→ **Exercise brief**:
The full text of the records below, minus any pictures, should be given back word for word.

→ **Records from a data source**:

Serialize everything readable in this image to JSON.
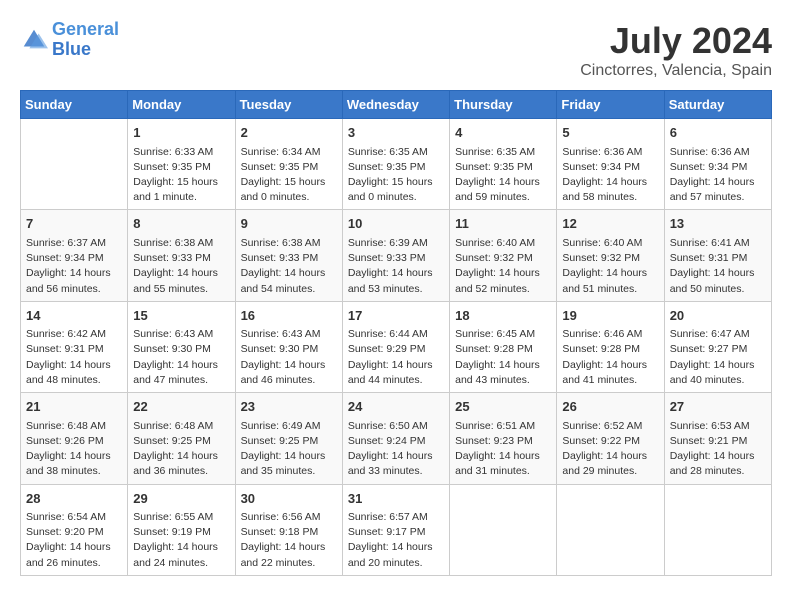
{
  "logo": {
    "line1": "General",
    "line2": "Blue"
  },
  "title": "July 2024",
  "subtitle": "Cinctorres, Valencia, Spain",
  "days_header": [
    "Sunday",
    "Monday",
    "Tuesday",
    "Wednesday",
    "Thursday",
    "Friday",
    "Saturday"
  ],
  "weeks": [
    [
      {
        "num": "",
        "info": ""
      },
      {
        "num": "1",
        "info": "Sunrise: 6:33 AM\nSunset: 9:35 PM\nDaylight: 15 hours\nand 1 minute."
      },
      {
        "num": "2",
        "info": "Sunrise: 6:34 AM\nSunset: 9:35 PM\nDaylight: 15 hours\nand 0 minutes."
      },
      {
        "num": "3",
        "info": "Sunrise: 6:35 AM\nSunset: 9:35 PM\nDaylight: 15 hours\nand 0 minutes."
      },
      {
        "num": "4",
        "info": "Sunrise: 6:35 AM\nSunset: 9:35 PM\nDaylight: 14 hours\nand 59 minutes."
      },
      {
        "num": "5",
        "info": "Sunrise: 6:36 AM\nSunset: 9:34 PM\nDaylight: 14 hours\nand 58 minutes."
      },
      {
        "num": "6",
        "info": "Sunrise: 6:36 AM\nSunset: 9:34 PM\nDaylight: 14 hours\nand 57 minutes."
      }
    ],
    [
      {
        "num": "7",
        "info": "Sunrise: 6:37 AM\nSunset: 9:34 PM\nDaylight: 14 hours\nand 56 minutes."
      },
      {
        "num": "8",
        "info": "Sunrise: 6:38 AM\nSunset: 9:33 PM\nDaylight: 14 hours\nand 55 minutes."
      },
      {
        "num": "9",
        "info": "Sunrise: 6:38 AM\nSunset: 9:33 PM\nDaylight: 14 hours\nand 54 minutes."
      },
      {
        "num": "10",
        "info": "Sunrise: 6:39 AM\nSunset: 9:33 PM\nDaylight: 14 hours\nand 53 minutes."
      },
      {
        "num": "11",
        "info": "Sunrise: 6:40 AM\nSunset: 9:32 PM\nDaylight: 14 hours\nand 52 minutes."
      },
      {
        "num": "12",
        "info": "Sunrise: 6:40 AM\nSunset: 9:32 PM\nDaylight: 14 hours\nand 51 minutes."
      },
      {
        "num": "13",
        "info": "Sunrise: 6:41 AM\nSunset: 9:31 PM\nDaylight: 14 hours\nand 50 minutes."
      }
    ],
    [
      {
        "num": "14",
        "info": "Sunrise: 6:42 AM\nSunset: 9:31 PM\nDaylight: 14 hours\nand 48 minutes."
      },
      {
        "num": "15",
        "info": "Sunrise: 6:43 AM\nSunset: 9:30 PM\nDaylight: 14 hours\nand 47 minutes."
      },
      {
        "num": "16",
        "info": "Sunrise: 6:43 AM\nSunset: 9:30 PM\nDaylight: 14 hours\nand 46 minutes."
      },
      {
        "num": "17",
        "info": "Sunrise: 6:44 AM\nSunset: 9:29 PM\nDaylight: 14 hours\nand 44 minutes."
      },
      {
        "num": "18",
        "info": "Sunrise: 6:45 AM\nSunset: 9:28 PM\nDaylight: 14 hours\nand 43 minutes."
      },
      {
        "num": "19",
        "info": "Sunrise: 6:46 AM\nSunset: 9:28 PM\nDaylight: 14 hours\nand 41 minutes."
      },
      {
        "num": "20",
        "info": "Sunrise: 6:47 AM\nSunset: 9:27 PM\nDaylight: 14 hours\nand 40 minutes."
      }
    ],
    [
      {
        "num": "21",
        "info": "Sunrise: 6:48 AM\nSunset: 9:26 PM\nDaylight: 14 hours\nand 38 minutes."
      },
      {
        "num": "22",
        "info": "Sunrise: 6:48 AM\nSunset: 9:25 PM\nDaylight: 14 hours\nand 36 minutes."
      },
      {
        "num": "23",
        "info": "Sunrise: 6:49 AM\nSunset: 9:25 PM\nDaylight: 14 hours\nand 35 minutes."
      },
      {
        "num": "24",
        "info": "Sunrise: 6:50 AM\nSunset: 9:24 PM\nDaylight: 14 hours\nand 33 minutes."
      },
      {
        "num": "25",
        "info": "Sunrise: 6:51 AM\nSunset: 9:23 PM\nDaylight: 14 hours\nand 31 minutes."
      },
      {
        "num": "26",
        "info": "Sunrise: 6:52 AM\nSunset: 9:22 PM\nDaylight: 14 hours\nand 29 minutes."
      },
      {
        "num": "27",
        "info": "Sunrise: 6:53 AM\nSunset: 9:21 PM\nDaylight: 14 hours\nand 28 minutes."
      }
    ],
    [
      {
        "num": "28",
        "info": "Sunrise: 6:54 AM\nSunset: 9:20 PM\nDaylight: 14 hours\nand 26 minutes."
      },
      {
        "num": "29",
        "info": "Sunrise: 6:55 AM\nSunset: 9:19 PM\nDaylight: 14 hours\nand 24 minutes."
      },
      {
        "num": "30",
        "info": "Sunrise: 6:56 AM\nSunset: 9:18 PM\nDaylight: 14 hours\nand 22 minutes."
      },
      {
        "num": "31",
        "info": "Sunrise: 6:57 AM\nSunset: 9:17 PM\nDaylight: 14 hours\nand 20 minutes."
      },
      {
        "num": "",
        "info": ""
      },
      {
        "num": "",
        "info": ""
      },
      {
        "num": "",
        "info": ""
      }
    ]
  ]
}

→ **Response**:
Serialize everything readable in this image to JSON.
{
  "logo": {
    "line1": "General",
    "line2": "Blue"
  },
  "title": "July 2024",
  "subtitle": "Cinctorres, Valencia, Spain",
  "days_header": [
    "Sunday",
    "Monday",
    "Tuesday",
    "Wednesday",
    "Thursday",
    "Friday",
    "Saturday"
  ],
  "weeks": [
    [
      {
        "num": "",
        "info": ""
      },
      {
        "num": "1",
        "info": "Sunrise: 6:33 AM\nSunset: 9:35 PM\nDaylight: 15 hours\nand 1 minute."
      },
      {
        "num": "2",
        "info": "Sunrise: 6:34 AM\nSunset: 9:35 PM\nDaylight: 15 hours\nand 0 minutes."
      },
      {
        "num": "3",
        "info": "Sunrise: 6:35 AM\nSunset: 9:35 PM\nDaylight: 15 hours\nand 0 minutes."
      },
      {
        "num": "4",
        "info": "Sunrise: 6:35 AM\nSunset: 9:35 PM\nDaylight: 14 hours\nand 59 minutes."
      },
      {
        "num": "5",
        "info": "Sunrise: 6:36 AM\nSunset: 9:34 PM\nDaylight: 14 hours\nand 58 minutes."
      },
      {
        "num": "6",
        "info": "Sunrise: 6:36 AM\nSunset: 9:34 PM\nDaylight: 14 hours\nand 57 minutes."
      }
    ],
    [
      {
        "num": "7",
        "info": "Sunrise: 6:37 AM\nSunset: 9:34 PM\nDaylight: 14 hours\nand 56 minutes."
      },
      {
        "num": "8",
        "info": "Sunrise: 6:38 AM\nSunset: 9:33 PM\nDaylight: 14 hours\nand 55 minutes."
      },
      {
        "num": "9",
        "info": "Sunrise: 6:38 AM\nSunset: 9:33 PM\nDaylight: 14 hours\nand 54 minutes."
      },
      {
        "num": "10",
        "info": "Sunrise: 6:39 AM\nSunset: 9:33 PM\nDaylight: 14 hours\nand 53 minutes."
      },
      {
        "num": "11",
        "info": "Sunrise: 6:40 AM\nSunset: 9:32 PM\nDaylight: 14 hours\nand 52 minutes."
      },
      {
        "num": "12",
        "info": "Sunrise: 6:40 AM\nSunset: 9:32 PM\nDaylight: 14 hours\nand 51 minutes."
      },
      {
        "num": "13",
        "info": "Sunrise: 6:41 AM\nSunset: 9:31 PM\nDaylight: 14 hours\nand 50 minutes."
      }
    ],
    [
      {
        "num": "14",
        "info": "Sunrise: 6:42 AM\nSunset: 9:31 PM\nDaylight: 14 hours\nand 48 minutes."
      },
      {
        "num": "15",
        "info": "Sunrise: 6:43 AM\nSunset: 9:30 PM\nDaylight: 14 hours\nand 47 minutes."
      },
      {
        "num": "16",
        "info": "Sunrise: 6:43 AM\nSunset: 9:30 PM\nDaylight: 14 hours\nand 46 minutes."
      },
      {
        "num": "17",
        "info": "Sunrise: 6:44 AM\nSunset: 9:29 PM\nDaylight: 14 hours\nand 44 minutes."
      },
      {
        "num": "18",
        "info": "Sunrise: 6:45 AM\nSunset: 9:28 PM\nDaylight: 14 hours\nand 43 minutes."
      },
      {
        "num": "19",
        "info": "Sunrise: 6:46 AM\nSunset: 9:28 PM\nDaylight: 14 hours\nand 41 minutes."
      },
      {
        "num": "20",
        "info": "Sunrise: 6:47 AM\nSunset: 9:27 PM\nDaylight: 14 hours\nand 40 minutes."
      }
    ],
    [
      {
        "num": "21",
        "info": "Sunrise: 6:48 AM\nSunset: 9:26 PM\nDaylight: 14 hours\nand 38 minutes."
      },
      {
        "num": "22",
        "info": "Sunrise: 6:48 AM\nSunset: 9:25 PM\nDaylight: 14 hours\nand 36 minutes."
      },
      {
        "num": "23",
        "info": "Sunrise: 6:49 AM\nSunset: 9:25 PM\nDaylight: 14 hours\nand 35 minutes."
      },
      {
        "num": "24",
        "info": "Sunrise: 6:50 AM\nSunset: 9:24 PM\nDaylight: 14 hours\nand 33 minutes."
      },
      {
        "num": "25",
        "info": "Sunrise: 6:51 AM\nSunset: 9:23 PM\nDaylight: 14 hours\nand 31 minutes."
      },
      {
        "num": "26",
        "info": "Sunrise: 6:52 AM\nSunset: 9:22 PM\nDaylight: 14 hours\nand 29 minutes."
      },
      {
        "num": "27",
        "info": "Sunrise: 6:53 AM\nSunset: 9:21 PM\nDaylight: 14 hours\nand 28 minutes."
      }
    ],
    [
      {
        "num": "28",
        "info": "Sunrise: 6:54 AM\nSunset: 9:20 PM\nDaylight: 14 hours\nand 26 minutes."
      },
      {
        "num": "29",
        "info": "Sunrise: 6:55 AM\nSunset: 9:19 PM\nDaylight: 14 hours\nand 24 minutes."
      },
      {
        "num": "30",
        "info": "Sunrise: 6:56 AM\nSunset: 9:18 PM\nDaylight: 14 hours\nand 22 minutes."
      },
      {
        "num": "31",
        "info": "Sunrise: 6:57 AM\nSunset: 9:17 PM\nDaylight: 14 hours\nand 20 minutes."
      },
      {
        "num": "",
        "info": ""
      },
      {
        "num": "",
        "info": ""
      },
      {
        "num": "",
        "info": ""
      }
    ]
  ]
}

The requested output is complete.